Daphne in concert: director Emma Jenkins in conversation with Scottish Opera
Richard Strauss holds a solid place in today’s operatic repertoire with works such as Elektra and Der Rosenkavalier, but his 1938 one-act opera Daphne – a piece he held dear until his death in 1949 – is just now receiving its Scottish premiere. The concert staging is by director Emma Jenkins, whose work on the 2022/23 Opera Highlights tour was well received by audiences across Scotland. She brings a bold vision – drawing from Strauss’ world – to his mythological opera. She spoke with Scottish Opera about the enduring appeal of classic stories, challenges of operas in concert, and updating the setting from ancient Greece to Weimar Germany.
Opera has drawn on Greek myths since its earliest days. ‘The classical tales have always made great subjects for a modern reimagining,’ Emma says. ‘They may seem chronologically remote but they are founded in deeply human struggles that are enduring. Opera probably does this better than any other art form: classical stories are epic and need an epic machinery to truly do them justice. The forces in opera are unmatched – we have a chorus and, in the case of Daphne, a huge orchestra, which allows us to present both the cosmic scale of the story and also render them uniquely human and relatable.’

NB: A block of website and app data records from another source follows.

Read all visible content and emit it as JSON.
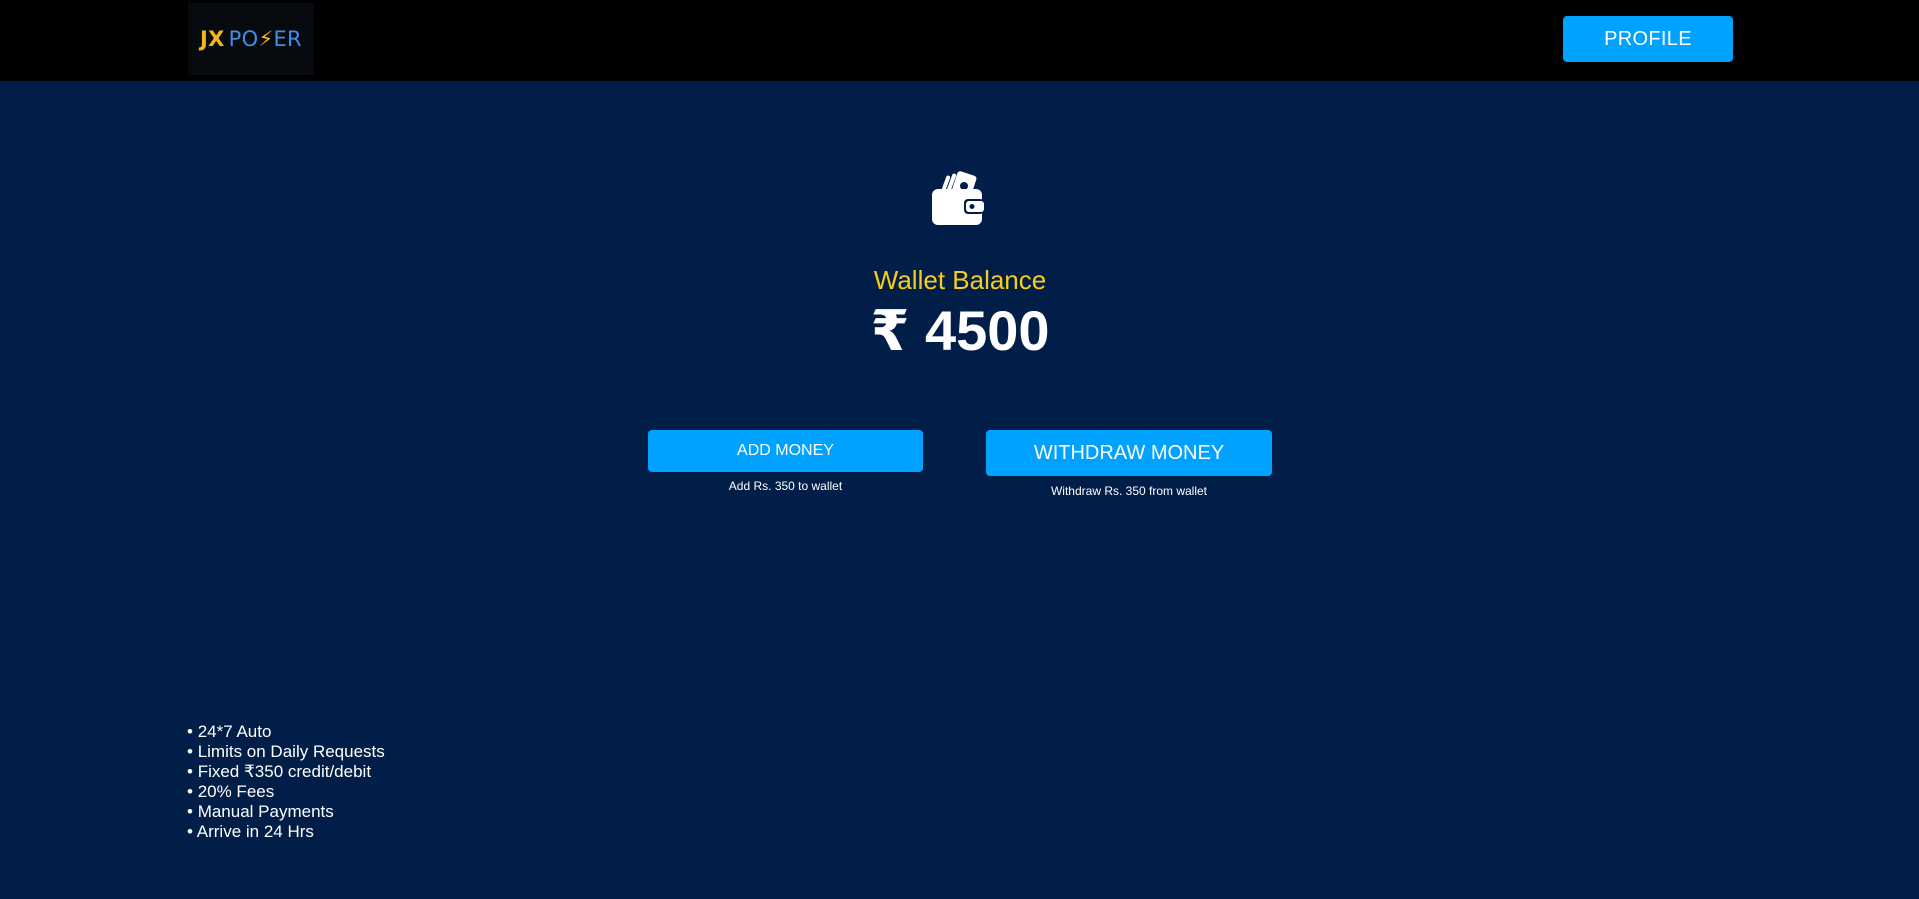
{
  "header": {
    "logo": {
      "part1": "JX",
      "part2a": "PO",
      "bolt": "⚡",
      "part2b": "ER"
    },
    "profile_label": "PROFILE"
  },
  "wallet": {
    "icon": "wallet-icon",
    "balance_label": "Wallet Balance",
    "balance_amount": "₹ 4500"
  },
  "actions": {
    "add_label": "ADD MONEY",
    "add_sub": "Add Rs. 350 to wallet",
    "withdraw_label": "WITHDRAW MONEY",
    "withdraw_sub": "Withdraw Rs. 350 from wallet"
  },
  "features": [
    "24*7 Auto",
    "Limits on Daily Requests",
    "Fixed ₹350 credit/debit",
    "20% Fees",
    "Manual Payments",
    "Arrive in 24 Hrs"
  ],
  "colors": {
    "background": "#001e47",
    "header": "#000000",
    "accent": "#00a2ff",
    "highlight": "#f6cd1c"
  }
}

In Daphne, Strauss retells Greek mythology - with a twist.
Emma approaches an opera in concert very differently to a fully staged opera, in no small part due to the reduction in rehearsal timelines. ‘As a director, you need to distil the concept down to its bare essentials,’ she says. ‘Preparation and clarity are key so that the focus becomes solely on communicating the narrative. There is little scope for movement, especially regarding the chorus, so clear composition in terms of the picture one wants to create supersedes all other considerations. It is always useful to have a unified aesthetic for costume and any small bits of props and furniture, even if it is a simple colour palate that coheres everything seen on stage. Ultimately, it is about working quickly and with clarity to tell the story. One becomes more in service to the music than ever and also more resourceful.’
With its famously rich orchestrations, Daphne is the perfect candidate for Scottish Opera’s Opera in Concert series, and fits the format dramatically as well as musically. ‘The music is extraordinary and rapturous with shades of Wagner,’ Emma says. ‘Daphne’s final transformation must surely be one of the most glorious passages of music ever written.’
‘It’s a tricky piece to stage in many ways,’ Emma says. ‘Huge swathes of it are static arias in which the protagonists explore and unpack their emotions and inner conflicts – about 20 percent of the opera is Daphne singing solo. However, it is a hugely significant and deeply mystical piece that I think speaks to all of us. Its message – the need to stay true to one’s beliefs no matter what – is enduring and universal. Although the end is tragic, Daphne triumphs and transcends this war of attrition, metamorphosing into something greater than even she could have imagined.’
Get a flavour of Richard Strauss' score through American soprano Renée Fleming and WDR Symphony Orchestra Cologne's recordings.
These themes certainly spoke to its composer and his times, central to Emma’s staging. ‘It was Strauss’ personal favourite and carried with it profound personal significance, composed as it was at a time when Strauss had elected to remain in Nazi-occupied Germany,’ Emma explains. Strauss’ relationship with the Third Reich was fraught: he privately opposed their ethos and used his influence to try to protect his Jewish family, but also willingly collaborated with the regime. In Daphne, ‘the private struggles and tensions of the composer are played out within the context of a classical epic,’ Emma says. ‘Given Strauss’ well-documented obsession with the piece and the importance it carried in his life, is there more to this than meets the eye? If Daphne is about anything, it is about staying true to one’s principles in the face of terrifying coercion, even if it means death.’
With this in mind, Emma’s staging moves the setting from some mythological past to the end of the Weimar Republic, as fascist forces overwhelmed a hedonistic society. ‘Strauss’ own decision to stay in Germany after the rise of the Nazi party and toe the line, as it were, weighed heavily upon him,’ Emma explains. ‘He had been appointed President of the Reich’s Music Chamber by Goebbels. The organisation was designed to control German cultural life, yet Strauss was no Nazi. He fought to keep his family safe while remaining and working within the confines of a regime he abhorred; perhaps this is why the piece haunted him to the last. One cannot help but see the piece as an allegory for something far greater. What you see on the stage is a reimagining of the attempted corruption of innocence within the polarised setting of Weimar Germany and the rise of the Brown Shirts. Innocence, nature, and light will triumph over darkness in Strauss’ opera in a way that they never could in reality and in his lifetime.’
Daphne is conducted by Stuart Stratford and stars Hye-Youn Lee (Carmen 2023) as Daphne, Shengzhi Ren (Thérèse 2022) as Leukippos, Brad Cooper as Apollo, Dingle Yandell (Thérèse 2022) as Peneios, and Claire Barnett-Jones as Gaea.